THE PROBLEM:
Whenever a line below holds the word "model", copy that line.
*** DATA FOR THE TASK Section Begins ***
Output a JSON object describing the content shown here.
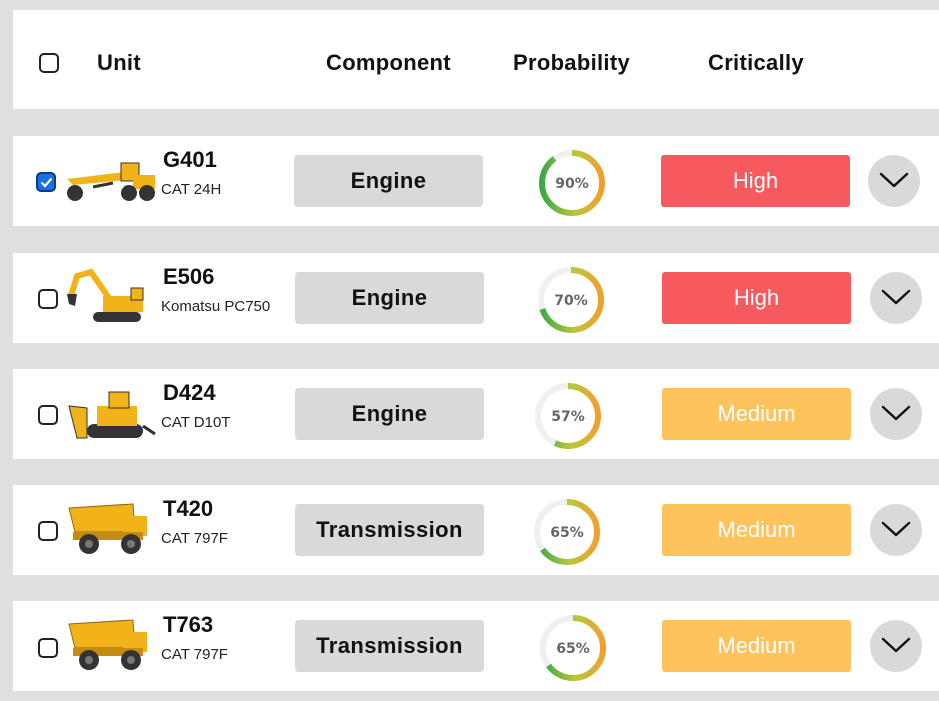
{
  "header": {
    "unit_label": "Unit",
    "component_label": "Component",
    "probability_label": "Probability",
    "criticality_label": "Critically"
  },
  "colors": {
    "high": "#f75a5e",
    "medium": "#ffc35d",
    "checkbox_checked": "#1c6fe0",
    "gauge_green": "#3aa84a",
    "gauge_orange": "#f0a030"
  },
  "rows": [
    {
      "checked": true,
      "icon": "motor-grader-icon",
      "code": "G401",
      "model": "CAT 24H",
      "component": "Engine",
      "probability": 0.9,
      "probability_text": "90%",
      "criticality": "High"
    },
    {
      "checked": false,
      "icon": "excavator-icon",
      "code": "E506",
      "model": "Komatsu PC750",
      "component": "Engine",
      "probability": 0.7,
      "probability_text": "70%",
      "criticality": "High"
    },
    {
      "checked": false,
      "icon": "dozer-icon",
      "code": "D424",
      "model": "CAT D10T",
      "component": "Engine",
      "probability": 0.57,
      "probability_text": "57%",
      "criticality": "Medium"
    },
    {
      "checked": false,
      "icon": "haul-truck-icon",
      "code": "T420",
      "model": "CAT 797F",
      "component": "Transmission",
      "probability": 0.65,
      "probability_text": "65%",
      "criticality": "Medium"
    },
    {
      "checked": false,
      "icon": "haul-truck-icon",
      "code": "T763",
      "model": "CAT 797F",
      "component": "Transmission",
      "probability": 0.65,
      "probability_text": "65%",
      "criticality": "Medium"
    }
  ]
}
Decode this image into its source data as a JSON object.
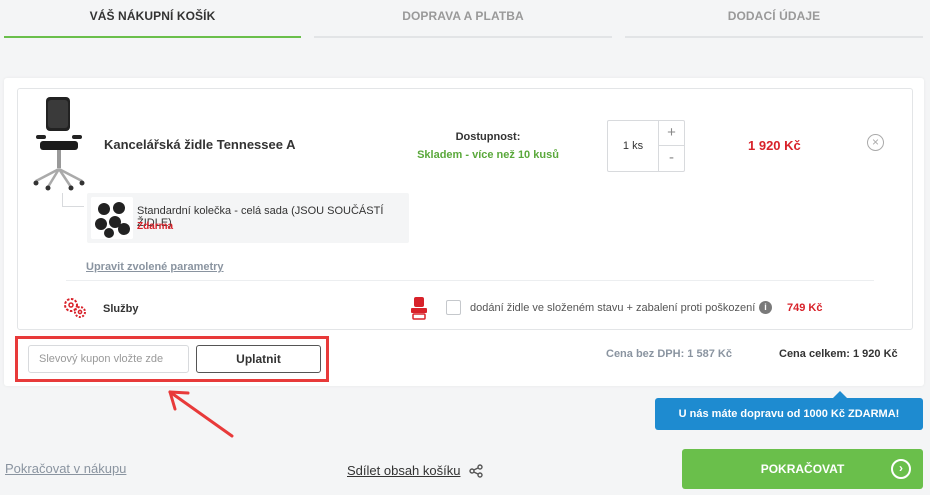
{
  "steps": [
    {
      "label": "VÁŠ NÁKUPNÍ KOŠÍK",
      "active": true
    },
    {
      "label": "DOPRAVA A PLATBA",
      "active": false
    },
    {
      "label": "DODACÍ ÚDAJE",
      "active": false
    }
  ],
  "item": {
    "name": "Kancelářská židle Tennessee A",
    "availability_label": "Dostupnost:",
    "availability_value": "Skladem - více než 10 kusů",
    "quantity": "1 ks",
    "price": "1 920 Kč",
    "accessory": {
      "name": "Standardní kolečka - celá sada (JSOU SOUČÁSTÍ ŽIDLE)",
      "price": "Zdarma"
    },
    "edit_params": "Upravit zvolené parametry"
  },
  "services": {
    "label": "Služby",
    "option_text": "dodání židle ve složeném stavu + zabalení proti poškození",
    "option_price": "749 Kč"
  },
  "coupon": {
    "placeholder": "Slevový kupon vložte zde",
    "button": "Uplatnit"
  },
  "summary": {
    "net_label": "Cena bez DPH: 1 587 Kč",
    "total_label": "Cena celkem: 1 920 Kč"
  },
  "delivery_note": "U nás máte dopravu od 1000 Kč ZDARMA!",
  "footer": {
    "continue_shopping": "Pokračovat v nákupu",
    "share_cart": "Sdílet obsah košíku",
    "next_button": "POKRAČOVAT"
  },
  "colors": {
    "accent_green": "#6abf4b",
    "price_red": "#d8222a",
    "highlight_red": "#e83a3a",
    "info_blue": "#1e8bd0"
  }
}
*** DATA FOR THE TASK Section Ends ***
TASK RESULT:
      "model": "CAT 24H",
      "model": "Komatsu PC750",
      "model": "CAT D10T",
      "model": "CAT 797F",
      "model": "CAT 797F",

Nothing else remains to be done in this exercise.